There are moments where we are living in the nightmarish dystopian landscape after everything came to a screeching halt in March of last year when the pandemic and COVID-19 hit. And A Sweet Niche carries some of those expertise. As a listener, you can imagine yourself walking on a dangerous tightrope. And from beginning to end, you may never know if Keir and Olly might cut the rope at any second.
Crossed over between the Rock In Opposition movement, Punk, Poetry, and Avant-Rock, they have cooked something hot and spicy inside their kitchen by giving Gordon Ramsay the big giant middle finger. Olly’s sax at times channels Lol Coxhill, David Jackson from Van der Graaf Generator, Lindsay Cooper, John Coltrane, and Univers Zero’s bassoonist Michel Berkmans.
I always imagine that not only A Sweet Niche transfuse Punk and Jazz, but listening to some of the legends of RIO bands while preparing WIRES. There’s Art Zoyd, Guapo, Magma, and honoring the late great Roger Trigaux of Present.
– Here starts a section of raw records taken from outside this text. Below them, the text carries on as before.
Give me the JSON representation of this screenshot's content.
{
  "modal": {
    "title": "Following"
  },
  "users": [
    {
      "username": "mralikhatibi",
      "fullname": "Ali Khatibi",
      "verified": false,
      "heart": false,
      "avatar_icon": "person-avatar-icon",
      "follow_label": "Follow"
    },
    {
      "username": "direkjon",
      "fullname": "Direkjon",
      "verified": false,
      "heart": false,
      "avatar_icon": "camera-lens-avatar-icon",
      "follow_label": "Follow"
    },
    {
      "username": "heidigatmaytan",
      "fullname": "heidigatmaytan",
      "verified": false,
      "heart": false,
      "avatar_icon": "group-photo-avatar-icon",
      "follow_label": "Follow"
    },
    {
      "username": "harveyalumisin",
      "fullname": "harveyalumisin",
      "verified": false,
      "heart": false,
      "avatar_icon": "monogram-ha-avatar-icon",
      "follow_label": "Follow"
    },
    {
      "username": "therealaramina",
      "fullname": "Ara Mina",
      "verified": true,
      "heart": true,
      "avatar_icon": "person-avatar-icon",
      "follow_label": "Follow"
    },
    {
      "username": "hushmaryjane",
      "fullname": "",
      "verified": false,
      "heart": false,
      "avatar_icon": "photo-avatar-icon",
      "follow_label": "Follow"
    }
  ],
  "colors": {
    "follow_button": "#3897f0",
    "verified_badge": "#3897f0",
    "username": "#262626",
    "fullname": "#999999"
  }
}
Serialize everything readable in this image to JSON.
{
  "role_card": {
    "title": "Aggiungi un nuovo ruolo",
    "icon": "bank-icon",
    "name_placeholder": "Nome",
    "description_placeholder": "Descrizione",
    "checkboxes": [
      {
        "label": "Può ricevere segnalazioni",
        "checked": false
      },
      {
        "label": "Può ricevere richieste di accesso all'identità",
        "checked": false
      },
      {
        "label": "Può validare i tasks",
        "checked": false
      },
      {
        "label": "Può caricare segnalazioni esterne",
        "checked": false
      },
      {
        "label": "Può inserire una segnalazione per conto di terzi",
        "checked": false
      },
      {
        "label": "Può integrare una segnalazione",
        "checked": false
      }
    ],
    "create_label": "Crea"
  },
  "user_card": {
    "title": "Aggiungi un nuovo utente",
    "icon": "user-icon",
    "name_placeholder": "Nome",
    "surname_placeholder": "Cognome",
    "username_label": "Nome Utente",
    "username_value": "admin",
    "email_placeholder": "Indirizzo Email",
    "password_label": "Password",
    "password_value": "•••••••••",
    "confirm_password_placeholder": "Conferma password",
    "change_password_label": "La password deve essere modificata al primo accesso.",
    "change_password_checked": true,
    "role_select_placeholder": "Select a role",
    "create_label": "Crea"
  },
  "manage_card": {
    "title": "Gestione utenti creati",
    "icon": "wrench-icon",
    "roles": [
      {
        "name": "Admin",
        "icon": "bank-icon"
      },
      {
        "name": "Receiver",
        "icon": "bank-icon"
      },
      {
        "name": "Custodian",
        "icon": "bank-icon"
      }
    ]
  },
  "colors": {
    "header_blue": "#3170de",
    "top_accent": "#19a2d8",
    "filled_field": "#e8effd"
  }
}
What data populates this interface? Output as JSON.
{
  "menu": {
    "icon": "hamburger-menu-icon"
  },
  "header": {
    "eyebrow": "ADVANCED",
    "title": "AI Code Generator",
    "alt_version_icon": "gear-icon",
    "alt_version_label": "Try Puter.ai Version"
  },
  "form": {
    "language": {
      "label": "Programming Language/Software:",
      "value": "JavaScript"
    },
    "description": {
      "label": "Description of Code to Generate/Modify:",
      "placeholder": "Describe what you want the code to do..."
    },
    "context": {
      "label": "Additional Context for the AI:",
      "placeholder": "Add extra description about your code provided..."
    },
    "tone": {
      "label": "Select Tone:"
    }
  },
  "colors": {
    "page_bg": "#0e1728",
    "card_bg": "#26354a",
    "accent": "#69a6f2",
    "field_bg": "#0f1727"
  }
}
I loved the two-part epic on Don Quijote. It becomes sort of like the last stand for the noble to envision his knightly story.
Chaotic, complex, alarming, and tensed, they bring the tragic hero of La Mancha with these haunting background themes on how much Quijote has become his own worst enemy. Vocals add more boiling temperatures that makes Sweet Niche’s arrangements even hotter!
Chantal Brown’s soulful take on The Art of Cultivation, tips her hat with a swinging attack honoring the late great Nina Simone while Eleanor Sikorski’s poetic mind of Allen Ginsberg adds the danger that is coming from the outside world for the Hungerstrike. But once Luke Toms challenging combination between vocals and the instruments on What Pulls You Back, gives Sweet Niche more ammunition than ever!
WIRES is a roller-coaster ride from beginning to end. As I’ve mentioned earlier, it is a challenging debut that A Sweet Niche have unleashed, but holy shit in a fucking handbag! They are out of this world!